Horror is immense in its ability to reflect dark realities through metaphor. This is what makes Pinky Pinky quietly powerful as the horror grapples with the dark undertow of sexual violence. It’s no secret that women and children are not safe in our society and Pinky Pinky explores real-life social horrors through a modern take on the urban myth of the nefarious bathroom monster. Reimagined as a resurrected pedophile principal who died in a fire, it’s essentially a South African version of Freddy Krueger.
Set at an all-girls boarding school, Pinky Pinky follows a teenager struggling to overcome the loss of her twin sister and escape a real-life sexual predator. Haunted by her sister, bullied as the new girl and pursued by a shadowy threat, she attempts to overcome her desperate situation by reaching out to a new friend.
Pinky Pinky is directed by Madilakhe Yengo, produced by Roberta Durrant and stars Zazi Kunene and Thandanani Qwabe. Leaning on A Nightmare on Elm Street and dextrously reinventing the local myth to incorporate many heavy social issues, Pinky Pinky is a modest, well-crafted and effective little horror that works on a number of levels.
The boogeyman takes on many shapes and forms in pop culture. Checking under your bed for what goes bump in the night is also the playground of the tokoloshe, a firm favourite when it comes to South African folklore horror. Deemed to be under the control of witch doctors, the creature is believed to be sent to disrupt, torment or even kill. The Tokoloshe journeys with Busi, a young woman trying to make a fresh start in her job as a night shift cleaner at a rundown hospital under the watch of a predatory manager.
Directed by Jerome Pikwane and starring Petronella Tshuma and Dawid Minnaar, The Tokoloshe is an experimental and visually compelling horror. Taking place at a dilapidated hospital in the heart of Johannesburg, it’s got a nightmarish and otherworldly feel.

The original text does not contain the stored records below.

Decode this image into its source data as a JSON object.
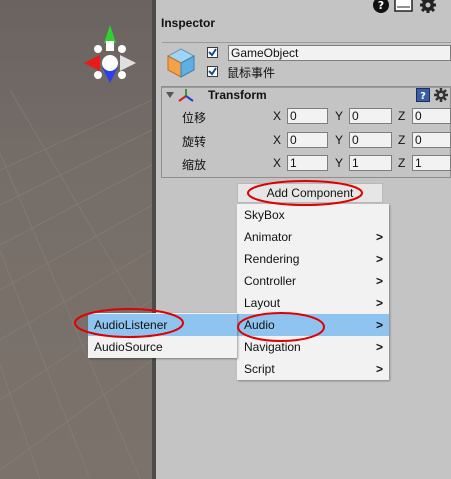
{
  "inspector": {
    "title": "Inspector",
    "object_name": "GameObject",
    "event_label": "鼠标事件",
    "object_active": true,
    "event_enabled": true
  },
  "transform": {
    "title": "Transform",
    "rows": [
      {
        "label": "位移",
        "x": "0",
        "y": "0",
        "z": "0"
      },
      {
        "label": "旋转",
        "x": "0",
        "y": "0",
        "z": "0"
      },
      {
        "label": "缩放",
        "x": "1",
        "y": "1",
        "z": "1"
      }
    ],
    "axes": {
      "x": "X",
      "y": "Y",
      "z": "Z"
    }
  },
  "add_component": {
    "label": "Add Component"
  },
  "menu": {
    "items": [
      {
        "label": "SkyBox",
        "arrow": ""
      },
      {
        "label": "Animator",
        "arrow": ">"
      },
      {
        "label": "Rendering",
        "arrow": ">"
      },
      {
        "label": "Controller",
        "arrow": ">"
      },
      {
        "label": "Layout",
        "arrow": ">"
      },
      {
        "label": "Audio",
        "arrow": ">"
      },
      {
        "label": "Navigation",
        "arrow": ">"
      },
      {
        "label": "Script",
        "arrow": ">"
      }
    ],
    "selected": "Audio"
  },
  "submenu": {
    "items": [
      {
        "label": "AudioListener"
      },
      {
        "label": "AudioSource"
      }
    ],
    "selected": "AudioListener"
  },
  "colors": {
    "highlight": "#8ec4ef",
    "annotation": "#e00000",
    "gizmo_x": "#e01010",
    "gizmo_y": "#20c020",
    "gizmo_z": "#1030e0"
  }
}
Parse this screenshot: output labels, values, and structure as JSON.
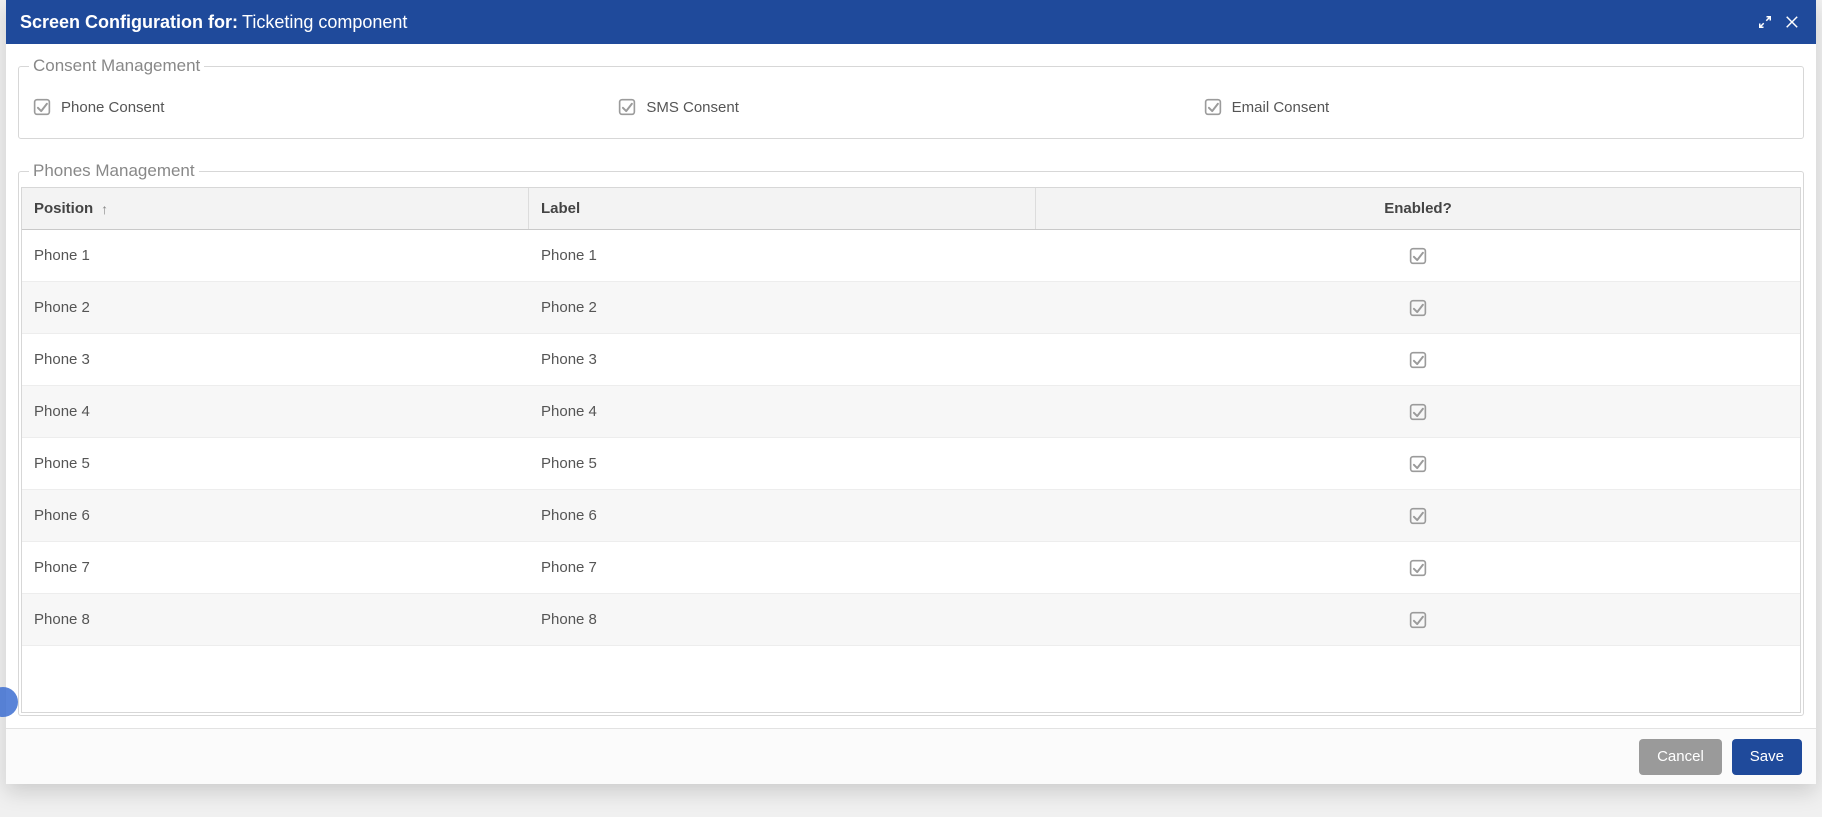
{
  "header": {
    "title_prefix": "Screen Configuration for:",
    "title_suffix": "Ticketing component"
  },
  "consent": {
    "legend": "Consent Management",
    "items": [
      {
        "label": "Phone Consent",
        "checked": true
      },
      {
        "label": "SMS Consent",
        "checked": true
      },
      {
        "label": "Email Consent",
        "checked": true
      }
    ]
  },
  "phones": {
    "legend": "Phones Management",
    "columns": {
      "position": "Position",
      "label": "Label",
      "enabled": "Enabled?"
    },
    "sort": {
      "column": "position",
      "dir": "asc"
    },
    "rows": [
      {
        "position": "Phone 1",
        "label": "Phone 1",
        "enabled": true
      },
      {
        "position": "Phone 2",
        "label": "Phone 2",
        "enabled": true
      },
      {
        "position": "Phone 3",
        "label": "Phone 3",
        "enabled": true
      },
      {
        "position": "Phone 4",
        "label": "Phone 4",
        "enabled": true
      },
      {
        "position": "Phone 5",
        "label": "Phone 5",
        "enabled": true
      },
      {
        "position": "Phone 6",
        "label": "Phone 6",
        "enabled": true
      },
      {
        "position": "Phone 7",
        "label": "Phone 7",
        "enabled": true
      },
      {
        "position": "Phone 8",
        "label": "Phone 8",
        "enabled": true
      }
    ]
  },
  "footer": {
    "cancel": "Cancel",
    "save": "Save"
  }
}
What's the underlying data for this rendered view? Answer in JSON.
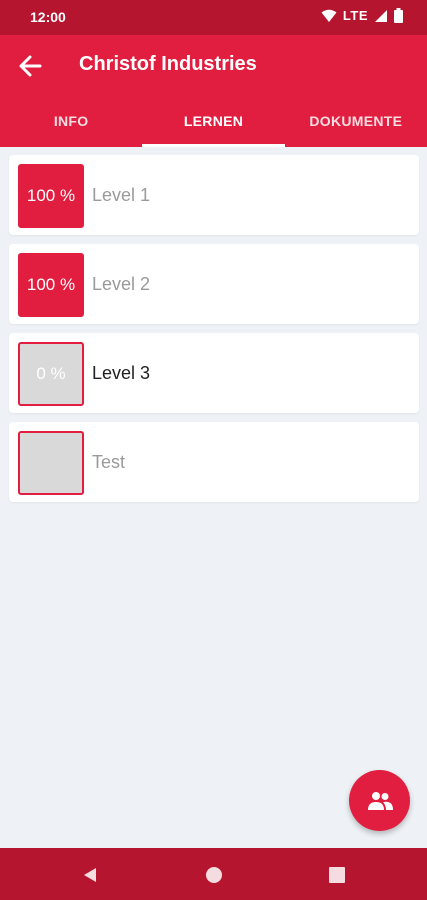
{
  "status_bar": {
    "time": "12:00",
    "network": "LTE"
  },
  "app_bar": {
    "title": "Christof Industries"
  },
  "tabs": [
    {
      "label": "INFO",
      "active": false
    },
    {
      "label": "LERNEN",
      "active": true
    },
    {
      "label": "DOKUMENTE",
      "active": false
    }
  ],
  "levels": [
    {
      "badge": "100 %",
      "label": "Level 1",
      "progress": 1.0,
      "locked": true
    },
    {
      "badge": "100 %",
      "label": "Level 2",
      "progress": 1.0,
      "locked": true
    },
    {
      "badge": "0 %",
      "label": "Level 3",
      "progress": 0.0,
      "locked": false
    },
    {
      "badge": "",
      "label": "Test",
      "progress": 0.0,
      "locked": true
    }
  ],
  "colors": {
    "primary": "#e11e3f",
    "primary_dark": "#b5152e",
    "background": "#eef2f6"
  },
  "icons": {
    "back": "arrow-left-icon",
    "fab": "group-icon"
  }
}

Using a number of street-smart horror film techniques to create a creepy and moody environment, The Tokoloshe is atmospheric and chilling, stylish and unsettling.